David Atamian, 86, a former interpreter for the State Department, died Thursday at Arlington Hospital following a stroke.

He was the author of numerous articles on Armenia that appeared in a number of newspapers and also of "Mountains of the Moon," a volume of poetry celebrating his Armenian homeland.

Over the years he kept what became a 12-volume diary that he donated to the Library of Congress.

The Library of Congress Quarterly Journal of February 1947 stated: "Perhaps the most significant, certainly the most unusual, of the year's acquisitions is a diary kept for the years 1904 to 1920 in the Armenian language by Mr. David Atamian, a native of Behesni, Turkey."

It was hailed as a "valuable source" for modern history of a region where records were scarce and an important source of information about the life and social position of Armenisans in Turkey and Syria.

Mr. Atamian's parents died during a deportation of the American people by Ottoman authorities during World War I.

He escaped and went to Paris. There he studied at the Sorbonne and then worked from 1918 to 1924 as a relief administrator for the Armenian General Benevolent Union. He traveled widely during this time in the Near East, Europe and Africa to raise funds for refugees.

He came to this country in the 1920s, and became a citizen in 1927. He worked as an interpreter with the State Department and the Agency for International Development and had only recently retired as a contract escort interpreter for foreign visitors In addition to English; Turkish, and Armenian, he spoke Arabic, Parsi, and French.

Mr. Atamian was a member of St. Mary's Armenian Apostolic Church in Washington.

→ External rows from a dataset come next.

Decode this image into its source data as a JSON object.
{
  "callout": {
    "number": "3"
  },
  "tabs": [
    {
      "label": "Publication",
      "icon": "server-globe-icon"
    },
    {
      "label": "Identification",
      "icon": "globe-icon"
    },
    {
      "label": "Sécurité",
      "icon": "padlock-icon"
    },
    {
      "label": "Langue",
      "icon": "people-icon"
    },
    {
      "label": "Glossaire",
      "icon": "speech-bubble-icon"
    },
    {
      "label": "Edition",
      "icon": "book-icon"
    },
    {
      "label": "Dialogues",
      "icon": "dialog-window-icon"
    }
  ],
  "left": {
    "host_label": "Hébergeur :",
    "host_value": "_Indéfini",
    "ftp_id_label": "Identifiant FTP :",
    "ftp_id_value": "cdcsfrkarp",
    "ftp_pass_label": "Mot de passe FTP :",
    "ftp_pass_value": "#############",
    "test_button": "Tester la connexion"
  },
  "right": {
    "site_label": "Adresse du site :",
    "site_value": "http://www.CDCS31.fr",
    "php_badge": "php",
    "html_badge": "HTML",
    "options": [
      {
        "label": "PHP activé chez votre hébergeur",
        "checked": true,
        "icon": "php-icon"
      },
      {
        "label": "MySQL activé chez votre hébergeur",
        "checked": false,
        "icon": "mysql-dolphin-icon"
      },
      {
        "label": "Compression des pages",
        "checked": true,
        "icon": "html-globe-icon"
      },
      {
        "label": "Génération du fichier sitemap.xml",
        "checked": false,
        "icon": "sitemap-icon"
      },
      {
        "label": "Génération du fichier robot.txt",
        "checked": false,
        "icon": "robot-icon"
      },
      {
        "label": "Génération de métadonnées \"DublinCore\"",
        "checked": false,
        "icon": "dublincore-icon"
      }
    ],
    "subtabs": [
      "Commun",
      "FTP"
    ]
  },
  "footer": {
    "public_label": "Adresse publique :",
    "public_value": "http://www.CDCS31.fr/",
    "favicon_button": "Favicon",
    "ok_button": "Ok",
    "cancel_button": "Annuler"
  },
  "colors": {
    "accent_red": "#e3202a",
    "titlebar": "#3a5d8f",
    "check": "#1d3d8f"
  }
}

He belonged to the Armenian Democratic Liberal Party of Washington and was an honorary life member of the Washington chapter of the Tekeyan Cultural Association.

He belonged to Columbia Lodge No. 285 of the Masons in Arlington, where he lived.

There was no immediate survivors.

It is suggested that expressions of sympathy be in the form of contributions to the Tekeyan Cultural Associations' David Atamian Publication Fund, 11613 Gail Street, Wheaton.